> [What is required]
Scan the entries that follow and copy out every line containing "MARS".

● ● ● ● ●

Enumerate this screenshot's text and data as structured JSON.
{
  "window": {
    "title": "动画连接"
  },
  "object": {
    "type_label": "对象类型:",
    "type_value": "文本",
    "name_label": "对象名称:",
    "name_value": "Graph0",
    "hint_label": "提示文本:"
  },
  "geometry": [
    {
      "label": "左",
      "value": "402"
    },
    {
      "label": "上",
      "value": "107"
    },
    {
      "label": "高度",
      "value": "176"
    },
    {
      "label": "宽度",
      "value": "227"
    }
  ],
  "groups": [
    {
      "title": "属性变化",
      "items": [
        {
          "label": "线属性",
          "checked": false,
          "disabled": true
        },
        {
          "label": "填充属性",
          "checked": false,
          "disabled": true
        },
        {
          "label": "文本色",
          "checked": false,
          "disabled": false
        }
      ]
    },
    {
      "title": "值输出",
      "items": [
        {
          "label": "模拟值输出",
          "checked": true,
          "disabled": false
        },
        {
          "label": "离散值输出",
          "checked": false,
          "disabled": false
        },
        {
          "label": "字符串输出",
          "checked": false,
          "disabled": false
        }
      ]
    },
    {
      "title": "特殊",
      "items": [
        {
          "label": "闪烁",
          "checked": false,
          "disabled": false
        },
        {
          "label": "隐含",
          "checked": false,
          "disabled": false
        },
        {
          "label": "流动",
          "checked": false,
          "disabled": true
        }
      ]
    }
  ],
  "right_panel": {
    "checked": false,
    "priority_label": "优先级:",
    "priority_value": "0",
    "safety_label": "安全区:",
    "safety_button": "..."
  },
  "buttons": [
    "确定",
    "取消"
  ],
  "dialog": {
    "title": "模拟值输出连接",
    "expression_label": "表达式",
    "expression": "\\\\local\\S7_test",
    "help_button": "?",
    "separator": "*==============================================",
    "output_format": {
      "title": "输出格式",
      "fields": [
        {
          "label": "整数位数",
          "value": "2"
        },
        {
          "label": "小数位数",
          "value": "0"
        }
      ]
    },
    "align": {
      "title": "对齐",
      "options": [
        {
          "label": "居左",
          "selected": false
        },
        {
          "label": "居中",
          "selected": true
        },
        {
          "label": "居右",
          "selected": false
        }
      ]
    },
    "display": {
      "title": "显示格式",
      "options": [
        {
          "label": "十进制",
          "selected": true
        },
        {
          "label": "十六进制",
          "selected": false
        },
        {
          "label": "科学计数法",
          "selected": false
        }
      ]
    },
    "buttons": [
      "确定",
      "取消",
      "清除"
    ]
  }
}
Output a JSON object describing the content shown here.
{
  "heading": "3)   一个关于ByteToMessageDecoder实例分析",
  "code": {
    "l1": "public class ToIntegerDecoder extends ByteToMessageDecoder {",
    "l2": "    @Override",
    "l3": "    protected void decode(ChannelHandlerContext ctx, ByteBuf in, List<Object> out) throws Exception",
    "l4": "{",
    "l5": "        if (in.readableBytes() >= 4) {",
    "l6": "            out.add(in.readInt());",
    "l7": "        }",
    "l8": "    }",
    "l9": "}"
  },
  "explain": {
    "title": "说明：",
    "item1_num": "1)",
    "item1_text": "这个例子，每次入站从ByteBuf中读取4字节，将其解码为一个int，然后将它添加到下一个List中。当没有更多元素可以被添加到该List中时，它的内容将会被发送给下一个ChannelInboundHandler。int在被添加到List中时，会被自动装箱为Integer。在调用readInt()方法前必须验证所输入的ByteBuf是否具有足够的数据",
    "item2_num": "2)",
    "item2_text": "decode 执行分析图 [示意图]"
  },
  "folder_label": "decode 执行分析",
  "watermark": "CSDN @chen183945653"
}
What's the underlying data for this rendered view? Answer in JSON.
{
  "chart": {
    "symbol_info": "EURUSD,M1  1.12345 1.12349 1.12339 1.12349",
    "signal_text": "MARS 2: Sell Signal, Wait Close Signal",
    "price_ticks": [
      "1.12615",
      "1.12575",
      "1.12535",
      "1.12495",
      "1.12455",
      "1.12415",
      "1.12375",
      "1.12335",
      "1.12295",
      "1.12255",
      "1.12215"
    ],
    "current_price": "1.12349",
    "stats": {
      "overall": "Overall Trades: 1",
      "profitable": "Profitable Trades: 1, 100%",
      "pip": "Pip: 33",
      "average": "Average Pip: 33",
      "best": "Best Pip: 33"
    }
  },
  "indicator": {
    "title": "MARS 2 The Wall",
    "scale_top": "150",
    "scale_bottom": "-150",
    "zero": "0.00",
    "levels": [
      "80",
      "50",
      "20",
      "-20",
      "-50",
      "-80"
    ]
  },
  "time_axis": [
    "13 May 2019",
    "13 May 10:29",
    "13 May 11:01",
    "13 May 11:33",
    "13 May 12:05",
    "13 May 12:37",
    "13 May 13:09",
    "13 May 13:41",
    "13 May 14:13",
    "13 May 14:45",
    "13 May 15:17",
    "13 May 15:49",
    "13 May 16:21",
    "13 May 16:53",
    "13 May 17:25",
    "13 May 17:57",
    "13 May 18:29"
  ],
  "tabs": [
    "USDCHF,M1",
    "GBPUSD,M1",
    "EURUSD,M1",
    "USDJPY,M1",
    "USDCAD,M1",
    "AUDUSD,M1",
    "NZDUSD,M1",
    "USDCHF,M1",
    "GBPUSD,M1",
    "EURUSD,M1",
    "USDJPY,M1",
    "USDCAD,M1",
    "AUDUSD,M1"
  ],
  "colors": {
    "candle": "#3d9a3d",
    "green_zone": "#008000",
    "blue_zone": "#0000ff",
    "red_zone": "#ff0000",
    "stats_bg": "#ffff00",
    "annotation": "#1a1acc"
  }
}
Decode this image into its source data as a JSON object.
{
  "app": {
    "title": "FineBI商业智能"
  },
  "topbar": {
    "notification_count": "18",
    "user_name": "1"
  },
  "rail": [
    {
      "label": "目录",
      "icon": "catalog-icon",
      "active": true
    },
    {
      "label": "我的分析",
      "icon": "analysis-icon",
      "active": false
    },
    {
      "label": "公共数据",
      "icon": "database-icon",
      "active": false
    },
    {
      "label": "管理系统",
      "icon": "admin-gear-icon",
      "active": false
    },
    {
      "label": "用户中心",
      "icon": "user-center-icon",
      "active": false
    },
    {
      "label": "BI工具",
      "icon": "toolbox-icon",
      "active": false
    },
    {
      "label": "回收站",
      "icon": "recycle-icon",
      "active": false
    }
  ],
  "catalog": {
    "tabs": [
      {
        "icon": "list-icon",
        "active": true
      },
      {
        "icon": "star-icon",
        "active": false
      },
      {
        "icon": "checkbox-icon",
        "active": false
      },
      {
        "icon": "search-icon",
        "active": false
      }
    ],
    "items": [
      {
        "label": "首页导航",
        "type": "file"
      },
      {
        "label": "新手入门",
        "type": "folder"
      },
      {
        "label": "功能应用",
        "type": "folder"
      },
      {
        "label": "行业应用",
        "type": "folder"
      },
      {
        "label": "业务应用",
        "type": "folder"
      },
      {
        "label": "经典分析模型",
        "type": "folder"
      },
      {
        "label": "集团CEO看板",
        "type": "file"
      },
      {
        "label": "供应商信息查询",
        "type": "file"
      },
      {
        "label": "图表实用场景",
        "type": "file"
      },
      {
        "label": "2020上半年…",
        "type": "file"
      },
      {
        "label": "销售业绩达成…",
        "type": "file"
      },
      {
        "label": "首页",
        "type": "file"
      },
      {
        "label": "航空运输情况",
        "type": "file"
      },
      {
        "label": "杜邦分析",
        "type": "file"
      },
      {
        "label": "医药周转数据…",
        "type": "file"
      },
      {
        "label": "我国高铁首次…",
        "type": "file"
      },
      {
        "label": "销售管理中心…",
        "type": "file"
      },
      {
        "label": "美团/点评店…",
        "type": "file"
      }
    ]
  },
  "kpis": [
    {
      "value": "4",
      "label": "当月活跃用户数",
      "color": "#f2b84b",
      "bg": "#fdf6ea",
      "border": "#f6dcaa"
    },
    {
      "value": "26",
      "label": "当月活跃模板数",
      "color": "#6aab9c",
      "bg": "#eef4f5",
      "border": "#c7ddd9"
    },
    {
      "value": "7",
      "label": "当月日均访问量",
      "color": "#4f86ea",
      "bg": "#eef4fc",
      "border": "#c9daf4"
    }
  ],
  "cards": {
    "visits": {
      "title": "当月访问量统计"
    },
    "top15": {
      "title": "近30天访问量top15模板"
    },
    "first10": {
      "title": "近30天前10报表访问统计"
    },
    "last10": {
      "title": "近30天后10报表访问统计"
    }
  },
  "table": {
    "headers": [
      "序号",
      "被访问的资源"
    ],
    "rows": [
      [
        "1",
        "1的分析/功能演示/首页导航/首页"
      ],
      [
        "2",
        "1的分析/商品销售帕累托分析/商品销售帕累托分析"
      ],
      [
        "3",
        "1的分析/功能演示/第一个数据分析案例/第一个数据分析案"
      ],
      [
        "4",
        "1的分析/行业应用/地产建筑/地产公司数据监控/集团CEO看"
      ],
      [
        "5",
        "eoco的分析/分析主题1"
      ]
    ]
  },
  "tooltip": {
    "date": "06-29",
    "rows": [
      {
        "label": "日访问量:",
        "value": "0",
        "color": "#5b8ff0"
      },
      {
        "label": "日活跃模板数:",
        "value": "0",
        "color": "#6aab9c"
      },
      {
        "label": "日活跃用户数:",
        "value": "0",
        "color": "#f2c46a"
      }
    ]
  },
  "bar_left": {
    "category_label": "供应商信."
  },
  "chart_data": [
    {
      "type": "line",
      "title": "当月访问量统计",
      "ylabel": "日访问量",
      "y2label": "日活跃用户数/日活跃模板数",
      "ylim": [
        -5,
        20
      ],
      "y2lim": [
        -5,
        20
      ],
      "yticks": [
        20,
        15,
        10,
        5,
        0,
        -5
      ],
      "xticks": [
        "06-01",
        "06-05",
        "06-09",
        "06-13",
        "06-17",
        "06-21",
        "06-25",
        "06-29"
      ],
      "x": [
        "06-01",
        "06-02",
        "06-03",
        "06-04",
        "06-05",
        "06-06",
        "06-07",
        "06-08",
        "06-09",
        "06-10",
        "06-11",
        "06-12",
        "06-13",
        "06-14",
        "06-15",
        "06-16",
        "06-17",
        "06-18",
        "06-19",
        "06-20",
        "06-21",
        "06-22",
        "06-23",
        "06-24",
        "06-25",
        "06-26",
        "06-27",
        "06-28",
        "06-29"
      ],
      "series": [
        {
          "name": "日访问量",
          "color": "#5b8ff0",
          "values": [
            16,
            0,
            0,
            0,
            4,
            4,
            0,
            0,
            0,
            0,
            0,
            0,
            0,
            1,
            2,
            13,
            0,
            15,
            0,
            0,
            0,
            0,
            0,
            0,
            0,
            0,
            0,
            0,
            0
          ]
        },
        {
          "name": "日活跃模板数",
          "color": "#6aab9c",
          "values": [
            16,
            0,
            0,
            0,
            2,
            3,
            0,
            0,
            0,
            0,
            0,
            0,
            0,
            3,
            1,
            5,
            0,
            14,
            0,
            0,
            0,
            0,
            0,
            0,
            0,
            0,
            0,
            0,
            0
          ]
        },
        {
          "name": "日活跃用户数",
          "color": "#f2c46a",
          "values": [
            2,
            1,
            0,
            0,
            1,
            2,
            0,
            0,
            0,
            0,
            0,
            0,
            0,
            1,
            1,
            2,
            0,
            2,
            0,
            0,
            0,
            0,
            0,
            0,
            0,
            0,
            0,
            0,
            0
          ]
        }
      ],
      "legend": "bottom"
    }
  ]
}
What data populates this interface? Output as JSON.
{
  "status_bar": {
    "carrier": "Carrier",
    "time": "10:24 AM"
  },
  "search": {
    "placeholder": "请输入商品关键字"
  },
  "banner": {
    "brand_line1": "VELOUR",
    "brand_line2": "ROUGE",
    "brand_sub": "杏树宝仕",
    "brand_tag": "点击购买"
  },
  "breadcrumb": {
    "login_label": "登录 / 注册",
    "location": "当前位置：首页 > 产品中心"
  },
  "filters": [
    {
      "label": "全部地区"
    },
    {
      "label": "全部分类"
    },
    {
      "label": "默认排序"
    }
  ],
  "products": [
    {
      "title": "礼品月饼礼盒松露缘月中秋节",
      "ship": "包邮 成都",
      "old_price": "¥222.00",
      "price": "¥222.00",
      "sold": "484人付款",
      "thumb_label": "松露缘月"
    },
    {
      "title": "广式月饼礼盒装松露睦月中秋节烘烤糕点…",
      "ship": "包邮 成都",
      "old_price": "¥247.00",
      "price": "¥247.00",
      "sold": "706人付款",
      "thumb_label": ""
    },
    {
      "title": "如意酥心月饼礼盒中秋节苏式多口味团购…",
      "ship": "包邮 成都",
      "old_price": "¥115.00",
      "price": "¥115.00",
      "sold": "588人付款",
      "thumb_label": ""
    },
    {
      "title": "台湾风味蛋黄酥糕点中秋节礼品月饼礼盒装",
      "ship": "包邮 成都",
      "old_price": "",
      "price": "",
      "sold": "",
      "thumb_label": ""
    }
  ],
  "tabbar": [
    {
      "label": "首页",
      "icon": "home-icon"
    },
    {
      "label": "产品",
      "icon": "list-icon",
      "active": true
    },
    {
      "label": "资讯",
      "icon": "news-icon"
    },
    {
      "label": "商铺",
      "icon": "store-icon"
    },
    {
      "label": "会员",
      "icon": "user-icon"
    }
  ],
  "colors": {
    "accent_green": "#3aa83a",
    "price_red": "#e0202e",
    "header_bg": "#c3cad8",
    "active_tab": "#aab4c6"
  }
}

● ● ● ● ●

> [Problem solution]
    "signal_text": "MARS 2: Sell Signal, Wait Close Signal",
    "title": "MARS 2 The Wall",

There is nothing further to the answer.